Coping with different triggers?
Results 1 to 3 of 3

Thread: Coping with different triggers?

  1. #1

    Coping with different triggers?

    My Ruger LC9 (that I won on this forum!) has a rrreeeaaalllyyy long trigger pull, as in I almost wonder if I have a bad cartridge before it finally fires the first time I shoot it each time I go to the range. On the other hand, my S&W M&P40 almost feels like a hair trigger after shooting the LC9. I've finally figured out a drill when going to the range and shooting multiple guns. I start with the one with the most sensitive trigger and work my way progressively to the one with the longest pull.

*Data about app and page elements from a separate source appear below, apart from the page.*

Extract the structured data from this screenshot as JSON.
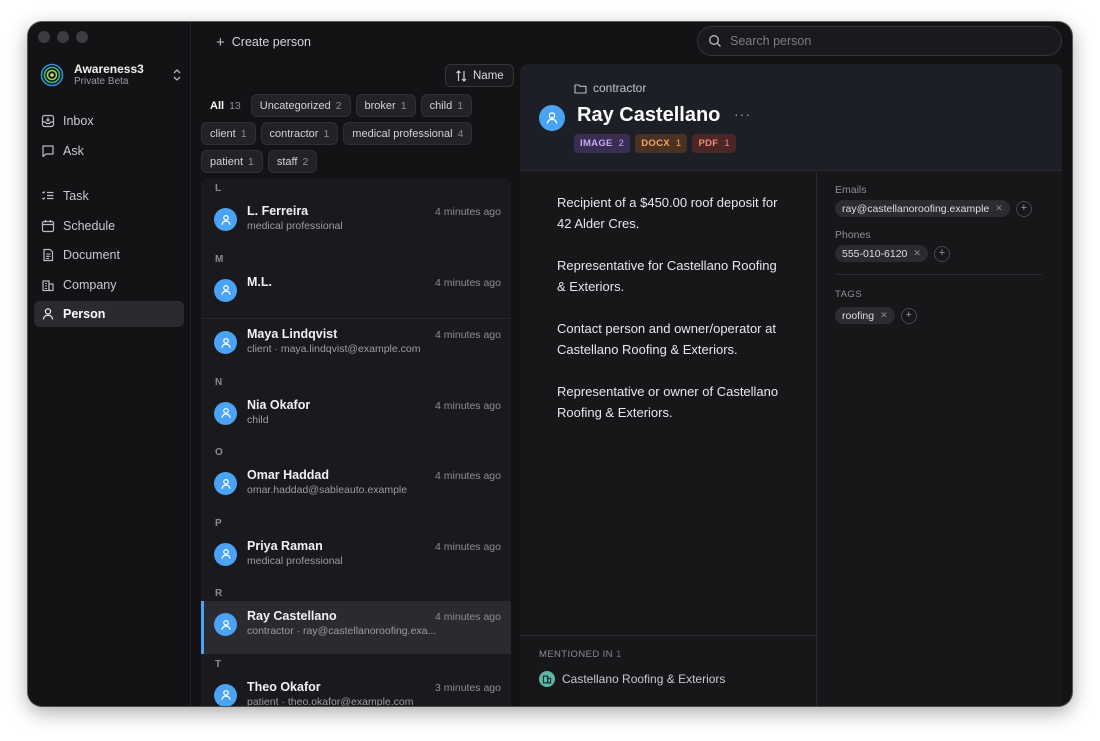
{
  "workspace": {
    "name": "Awareness3",
    "subtitle": "Private Beta"
  },
  "nav": [
    {
      "label": "Inbox",
      "icon": "inbox-icon"
    },
    {
      "label": "Ask",
      "icon": "chat-icon"
    },
    {
      "label": "Task",
      "icon": "task-icon"
    },
    {
      "label": "Schedule",
      "icon": "calendar-icon"
    },
    {
      "label": "Document",
      "icon": "document-icon"
    },
    {
      "label": "Company",
      "icon": "building-icon"
    },
    {
      "label": "Person",
      "icon": "person-icon",
      "active": true
    }
  ],
  "toolbar": {
    "create_label": "Create person",
    "search_placeholder": "Search person",
    "sort_label": "Name"
  },
  "filters": [
    {
      "label": "All",
      "count": "13",
      "active": true
    },
    {
      "label": "Uncategorized",
      "count": "2"
    },
    {
      "label": "broker",
      "count": "1"
    },
    {
      "label": "child",
      "count": "1"
    },
    {
      "label": "client",
      "count": "1"
    },
    {
      "label": "contractor",
      "count": "1"
    },
    {
      "label": "medical professional",
      "count": "4"
    },
    {
      "label": "patient",
      "count": "1"
    },
    {
      "label": "staff",
      "count": "2"
    }
  ],
  "list": [
    {
      "type": "section",
      "label": "L"
    },
    {
      "type": "row",
      "name": "L. Ferreira",
      "sub": "medical professional",
      "time": "4 minutes ago"
    },
    {
      "type": "section",
      "label": "M"
    },
    {
      "type": "row",
      "name": "M.L.",
      "sub": "",
      "time": "4 minutes ago"
    },
    {
      "type": "row",
      "name": "Maya Lindqvist",
      "sub": "client · maya.lindqvist@example.com",
      "time": "4 minutes ago"
    },
    {
      "type": "section",
      "label": "N"
    },
    {
      "type": "row",
      "name": "Nia Okafor",
      "sub": "child",
      "time": "4 minutes ago"
    },
    {
      "type": "section",
      "label": "O"
    },
    {
      "type": "row",
      "name": "Omar Haddad",
      "sub": "omar.haddad@sableauto.example",
      "time": "4 minutes ago"
    },
    {
      "type": "section",
      "label": "P"
    },
    {
      "type": "row",
      "name": "Priya Raman",
      "sub": "medical professional",
      "time": "4 minutes ago"
    },
    {
      "type": "section",
      "label": "R"
    },
    {
      "type": "row",
      "name": "Ray Castellano",
      "sub": "contractor · ray@castellanoroofing.exa...",
      "time": "4 minutes ago",
      "selected": true
    },
    {
      "type": "section",
      "label": "T"
    },
    {
      "type": "row",
      "name": "Theo Okafor",
      "sub": "patient · theo.okafor@example.com",
      "time": "3 minutes ago"
    }
  ],
  "detail": {
    "folder": "contractor",
    "name": "Ray Castellano",
    "more": "···",
    "badges": [
      {
        "label": "IMAGE",
        "count": "2",
        "bg": "#3a2d52",
        "fg": "#c7a6f5"
      },
      {
        "label": "DOCX",
        "count": "1",
        "bg": "#4a3222",
        "fg": "#f1a66a"
      },
      {
        "label": "PDF",
        "count": "1",
        "bg": "#4a2626",
        "fg": "#f08a7a"
      }
    ],
    "paragraphs": [
      "Recipient of a $450.00 roof deposit for 42 Alder Cres.",
      "Representative for Castellano Roofing & Exteriors.",
      "Contact person and owner/operator at Castellano Roofing & Exteriors.",
      "Representative or owner of Castellano Roofing & Exteriors."
    ],
    "mentioned_label": "MENTIONED IN",
    "mentioned_count": "1",
    "mentioned_item": "Castellano Roofing & Exteriors",
    "emails_label": "Emails",
    "email": "ray@castellanoroofing.example",
    "phones_label": "Phones",
    "phone": "555-010-6120",
    "tags_label": "TAGS",
    "tag": "roofing"
  },
  "colors": {
    "accent": "#4aa3f5",
    "company": "#5db8a2"
  }
}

    Today I went to the range with the M&P, the LC9, and my S&W Model 28-2 revolver. I started with the M&P, then the revolver, and finished up with the LC9. That progression was a lot more comfortable. The pull on the revolver is in the middle as far as sensitivity and length of pull. And I'm finally getting the hang of the LC9 to the point that I'm getting pretty accurate with it.
    Alan, TN

  3. You're talking about two completely different mechanisms on the two pistols. The S&W is a striker fired pistol while the Ruger is a traditional double-action only design. Of course the M&P is going to have a shorter pull. As for the revolver, S&Ws have one of the shortest double action pulls of any.

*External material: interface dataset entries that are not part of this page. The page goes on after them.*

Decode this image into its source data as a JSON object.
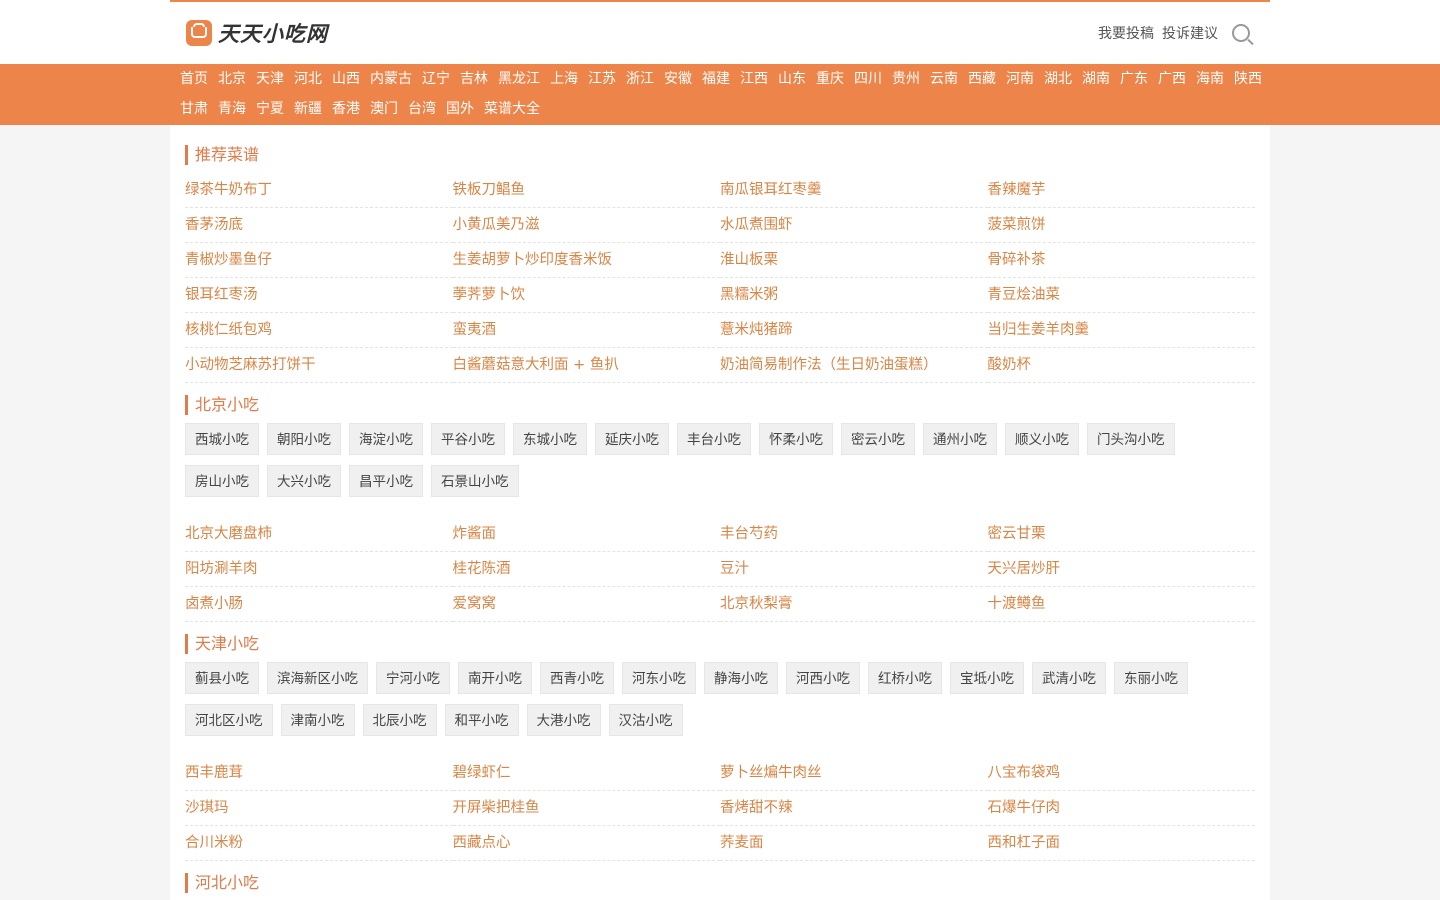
{
  "site": {
    "logo_text": "天天小吃网"
  },
  "header": {
    "links": [
      "我要投稿",
      "投诉建议"
    ]
  },
  "nav": [
    "首页",
    "北京",
    "天津",
    "河北",
    "山西",
    "内蒙古",
    "辽宁",
    "吉林",
    "黑龙江",
    "上海",
    "江苏",
    "浙江",
    "安徽",
    "福建",
    "江西",
    "山东",
    "重庆",
    "四川",
    "贵州",
    "云南",
    "西藏",
    "河南",
    "湖北",
    "湖南",
    "广东",
    "广西",
    "海南",
    "陕西",
    "甘肃",
    "青海",
    "宁夏",
    "新疆",
    "香港",
    "澳门",
    "台湾",
    "国外",
    "菜谱大全"
  ],
  "recommended": {
    "title": "推荐菜谱",
    "items": [
      "绿茶牛奶布丁",
      "铁板刀鲳鱼",
      "南瓜银耳红枣羹",
      "香辣魔芋",
      "香茅汤底",
      "小黄瓜美乃滋",
      "水瓜煮围虾",
      "菠菜煎饼",
      "青椒炒墨鱼仔",
      "生姜胡萝卜炒印度香米饭",
      "淮山板栗",
      "骨碎补茶",
      "银耳红枣汤",
      "荸荠萝卜饮",
      "黑糯米粥",
      "青豆烩油菜",
      "核桃仁纸包鸡",
      "蛮夷酒",
      "薏米炖猪蹄",
      "当归生姜羊肉羹",
      "小动物芝麻苏打饼干",
      "白酱蘑菇意大利面 + 鱼扒",
      "奶油简易制作法（生日奶油蛋糕）",
      "酸奶杯"
    ]
  },
  "beijing": {
    "title": "北京小吃",
    "tags": [
      "西城小吃",
      "朝阳小吃",
      "海淀小吃",
      "平谷小吃",
      "东城小吃",
      "延庆小吃",
      "丰台小吃",
      "怀柔小吃",
      "密云小吃",
      "通州小吃",
      "顺义小吃",
      "门头沟小吃",
      "房山小吃",
      "大兴小吃",
      "昌平小吃",
      "石景山小吃"
    ],
    "items": [
      "北京大磨盘柿",
      "炸酱面",
      "丰台芍药",
      "密云甘栗",
      "阳坊涮羊肉",
      "桂花陈酒",
      "豆汁",
      "天兴居炒肝",
      "卤煮小肠",
      "爱窝窝",
      "北京秋梨膏",
      "十渡鳟鱼"
    ]
  },
  "tianjin": {
    "title": "天津小吃",
    "tags": [
      "蓟县小吃",
      "滨海新区小吃",
      "宁河小吃",
      "南开小吃",
      "西青小吃",
      "河东小吃",
      "静海小吃",
      "河西小吃",
      "红桥小吃",
      "宝坻小吃",
      "武清小吃",
      "东丽小吃",
      "河北区小吃",
      "津南小吃",
      "北辰小吃",
      "和平小吃",
      "大港小吃",
      "汉沽小吃"
    ],
    "items": [
      "西丰鹿茸",
      "碧绿虾仁",
      "萝卜丝煸牛肉丝",
      "八宝布袋鸡",
      "沙琪玛",
      "开屏柴把桂鱼",
      "香烤甜不辣",
      "石爆牛仔肉",
      "合川米粉",
      "西藏点心",
      "荞麦面",
      "西和杠子面"
    ]
  },
  "hebei": {
    "title": "河北小吃"
  }
}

    My KelTec P11 gave me the same issues when I first got it. The trigger pull is extremely long on it. One thing that I did, that I don't know will work on the Ruger, is that I used a piece of a regular pencil eraser, a black one, to stop the over-travel on the trigger stroke. I simply superglued it inside the trigger guard behind the trigger. A few rounds of dry firing and filing it down got it to where the pistol will absolutely go bang every time but the over-travel is significantly shorter than it was.

    If you're not comfortable doing that, don't. But, if you are, it is a simple modification that can make a noticeable difference.

  4. #3
    Having a double action only too, it takes practice to get used to it and get accurate, as far as pulling the trigger and not the entire gun.

Posting Permissions

  • You may not post new threads
  • You may not post replies
  • You may not post attachments
  • You may not edit your posts